**GOAL OF THE EXERCISE:** Could you repeat every record below exactly as written?

—————

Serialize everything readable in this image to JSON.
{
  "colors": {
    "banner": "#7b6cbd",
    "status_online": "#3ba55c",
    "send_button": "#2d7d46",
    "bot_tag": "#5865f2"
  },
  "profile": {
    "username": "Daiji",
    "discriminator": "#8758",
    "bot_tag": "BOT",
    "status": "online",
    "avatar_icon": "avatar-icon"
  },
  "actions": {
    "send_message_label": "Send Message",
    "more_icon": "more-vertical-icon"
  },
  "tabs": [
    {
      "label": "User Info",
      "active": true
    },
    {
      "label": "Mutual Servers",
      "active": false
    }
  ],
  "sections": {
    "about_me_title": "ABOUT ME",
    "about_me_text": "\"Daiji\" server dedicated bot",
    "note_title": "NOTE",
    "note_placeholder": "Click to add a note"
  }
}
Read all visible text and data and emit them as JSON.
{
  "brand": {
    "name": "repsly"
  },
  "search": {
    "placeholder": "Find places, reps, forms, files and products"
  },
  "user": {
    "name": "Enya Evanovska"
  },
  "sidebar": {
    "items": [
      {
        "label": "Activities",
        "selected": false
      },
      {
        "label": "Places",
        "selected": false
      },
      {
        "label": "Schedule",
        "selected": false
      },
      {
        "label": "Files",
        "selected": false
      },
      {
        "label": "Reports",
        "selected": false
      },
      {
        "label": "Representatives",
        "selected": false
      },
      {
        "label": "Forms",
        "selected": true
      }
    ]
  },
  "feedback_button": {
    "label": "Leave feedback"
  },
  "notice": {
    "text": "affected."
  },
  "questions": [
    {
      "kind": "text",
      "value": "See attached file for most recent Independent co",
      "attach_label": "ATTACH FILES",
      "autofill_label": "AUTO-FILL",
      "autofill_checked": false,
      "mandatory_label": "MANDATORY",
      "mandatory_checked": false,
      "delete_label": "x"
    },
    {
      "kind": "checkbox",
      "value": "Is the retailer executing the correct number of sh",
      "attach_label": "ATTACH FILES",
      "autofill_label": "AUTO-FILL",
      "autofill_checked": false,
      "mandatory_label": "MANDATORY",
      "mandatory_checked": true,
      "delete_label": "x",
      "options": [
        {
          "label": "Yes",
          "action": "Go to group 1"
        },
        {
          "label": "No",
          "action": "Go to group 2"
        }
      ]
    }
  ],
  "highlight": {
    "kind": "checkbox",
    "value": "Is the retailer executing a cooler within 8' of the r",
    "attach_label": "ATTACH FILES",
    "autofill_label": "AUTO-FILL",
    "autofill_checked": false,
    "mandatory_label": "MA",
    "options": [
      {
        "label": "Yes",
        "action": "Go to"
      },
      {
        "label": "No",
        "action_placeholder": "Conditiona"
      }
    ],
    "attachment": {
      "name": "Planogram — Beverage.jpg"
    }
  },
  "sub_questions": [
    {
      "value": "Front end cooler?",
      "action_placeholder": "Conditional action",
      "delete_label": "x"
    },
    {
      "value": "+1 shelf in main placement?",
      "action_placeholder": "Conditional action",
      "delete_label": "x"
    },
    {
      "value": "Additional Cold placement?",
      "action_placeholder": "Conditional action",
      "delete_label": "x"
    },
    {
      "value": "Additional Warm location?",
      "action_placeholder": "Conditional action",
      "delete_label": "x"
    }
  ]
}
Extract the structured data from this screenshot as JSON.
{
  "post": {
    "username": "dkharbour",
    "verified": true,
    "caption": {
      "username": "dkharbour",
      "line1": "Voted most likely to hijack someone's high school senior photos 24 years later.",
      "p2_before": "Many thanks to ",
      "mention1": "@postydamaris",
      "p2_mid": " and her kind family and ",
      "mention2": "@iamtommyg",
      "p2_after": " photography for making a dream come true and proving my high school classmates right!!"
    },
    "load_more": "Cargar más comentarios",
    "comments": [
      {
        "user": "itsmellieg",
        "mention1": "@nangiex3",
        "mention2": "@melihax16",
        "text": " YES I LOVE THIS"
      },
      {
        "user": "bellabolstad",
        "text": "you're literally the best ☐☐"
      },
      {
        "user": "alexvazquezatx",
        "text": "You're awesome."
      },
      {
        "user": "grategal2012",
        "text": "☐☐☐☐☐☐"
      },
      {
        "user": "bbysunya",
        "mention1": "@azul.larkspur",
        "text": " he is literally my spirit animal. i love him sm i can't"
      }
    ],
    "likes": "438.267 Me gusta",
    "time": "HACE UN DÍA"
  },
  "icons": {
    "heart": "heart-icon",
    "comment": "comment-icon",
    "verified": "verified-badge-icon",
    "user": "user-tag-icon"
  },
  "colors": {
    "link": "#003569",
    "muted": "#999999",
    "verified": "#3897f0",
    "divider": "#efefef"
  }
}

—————

**ANSWER TO THE PROBLEM:**
Serialize everything readable in this image to JSON.
{
  "colors": {
    "banner": "#7b6cbd",
    "status_online": "#3ba55c",
    "send_button": "#2d7d46",
    "bot_tag": "#5865f2"
  },
  "profile": {
    "username": "Daiji",
    "discriminator": "#8758",
    "bot_tag": "BOT",
    "status": "online",
    "avatar_icon": "avatar-icon"
  },
  "actions": {
    "send_message_label": "Send Message",
    "more_icon": "more-vertical-icon"
  },
  "tabs": [
    {
      "label": "User Info",
      "active": true
    },
    {
      "label": "Mutual Servers",
      "active": false
    }
  ],
  "sections": {
    "about_me_title": "ABOUT ME",
    "about_me_text": "\"Daiji\" server dedicated bot",
    "note_title": "NOTE",
    "note_placeholder": "Click to add a note"
  }
}
Read all visible text and data and emit them as JSON.
{
  "brand": {
    "name": "repsly"
  },
  "search": {
    "placeholder": "Find places, reps, forms, files and products"
  },
  "user": {
    "name": "Enya Evanovska"
  },
  "sidebar": {
    "items": [
      {
        "label": "Activities",
        "selected": false
      },
      {
        "label": "Places",
        "selected": false
      },
      {
        "label": "Schedule",
        "selected": false
      },
      {
        "label": "Files",
        "selected": false
      },
      {
        "label": "Reports",
        "selected": false
      },
      {
        "label": "Representatives",
        "selected": false
      },
      {
        "label": "Forms",
        "selected": true
      }
    ]
  },
  "feedback_button": {
    "label": "Leave feedback"
  },
  "notice": {
    "text": "affected."
  },
  "questions": [
    {
      "kind": "text",
      "value": "See attached file for most recent Independent co",
      "attach_label": "ATTACH FILES",
      "autofill_label": "AUTO-FILL",
      "autofill_checked": false,
      "mandatory_label": "MANDATORY",
      "mandatory_checked": false,
      "delete_label": "x"
    },
    {
      "kind": "checkbox",
      "value": "Is the retailer executing the correct number of sh",
      "attach_label": "ATTACH FILES",
      "autofill_label": "AUTO-FILL",
      "autofill_checked": false,
      "mandatory_label": "MANDATORY",
      "mandatory_checked": true,
      "delete_label": "x",
      "options": [
        {
          "label": "Yes",
          "action": "Go to group 1"
        },
        {
          "label": "No",
          "action": "Go to group 2"
        }
      ]
    }
  ],
  "highlight": {
    "kind": "checkbox",
    "value": "Is the retailer executing a cooler within 8' of the r",
    "attach_label": "ATTACH FILES",
    "autofill_label": "AUTO-FILL",
    "autofill_checked": false,
    "mandatory_label": "MA",
    "options": [
      {
        "label": "Yes",
        "action": "Go to"
      },
      {
        "label": "No",
        "action_placeholder": "Conditiona"
      }
    ],
    "attachment": {
      "name": "Planogram — Beverage.jpg"
    }
  },
  "sub_questions": [
    {
      "value": "Front end cooler?",
      "action_placeholder": "Conditional action",
      "delete_label": "x"
    },
    {
      "value": "+1 shelf in main placement?",
      "action_placeholder": "Conditional action",
      "delete_label": "x"
    },
    {
      "value": "Additional Cold placement?",
      "action_placeholder": "Conditional action",
      "delete_label": "x"
    },
    {
      "value": "Additional Warm location?",
      "action_placeholder": "Conditional action",
      "delete_label": "x"
    }
  ]
}
Extract the structured data from this screenshot as JSON.
{
  "post": {
    "username": "dkharbour",
    "verified": true,
    "caption": {
      "username": "dkharbour",
      "line1": "Voted most likely to hijack someone's high school senior photos 24 years later.",
      "p2_before": "Many thanks to ",
      "mention1": "@postydamaris",
      "p2_mid": " and her kind family and ",
      "mention2": "@iamtommyg",
      "p2_after": " photography for making a dream come true and proving my high school classmates right!!"
    },
    "load_more": "Cargar más comentarios",
    "comments": [
      {
        "user": "itsmellieg",
        "mention1": "@nangiex3",
        "mention2": "@melihax16",
        "text": " YES I LOVE THIS"
      },
      {
        "user": "bellabolstad",
        "text": "you're literally the best ☐☐"
      },
      {
        "user": "alexvazquezatx",
        "text": "You're awesome."
      },
      {
        "user": "grategal2012",
        "text": "☐☐☐☐☐☐"
      },
      {
        "user": "bbysunya",
        "mention1": "@azul.larkspur",
        "text": " he is literally my spirit animal. i love him sm i can't"
      }
    ],
    "likes": "438.267 Me gusta",
    "time": "HACE UN DÍA"
  },
  "icons": {
    "heart": "heart-icon",
    "comment": "comment-icon",
    "verified": "verified-badge-icon",
    "user": "user-tag-icon"
  },
  "colors": {
    "link": "#003569",
    "muted": "#999999",
    "verified": "#3897f0",
    "divider": "#efefef"
  }
}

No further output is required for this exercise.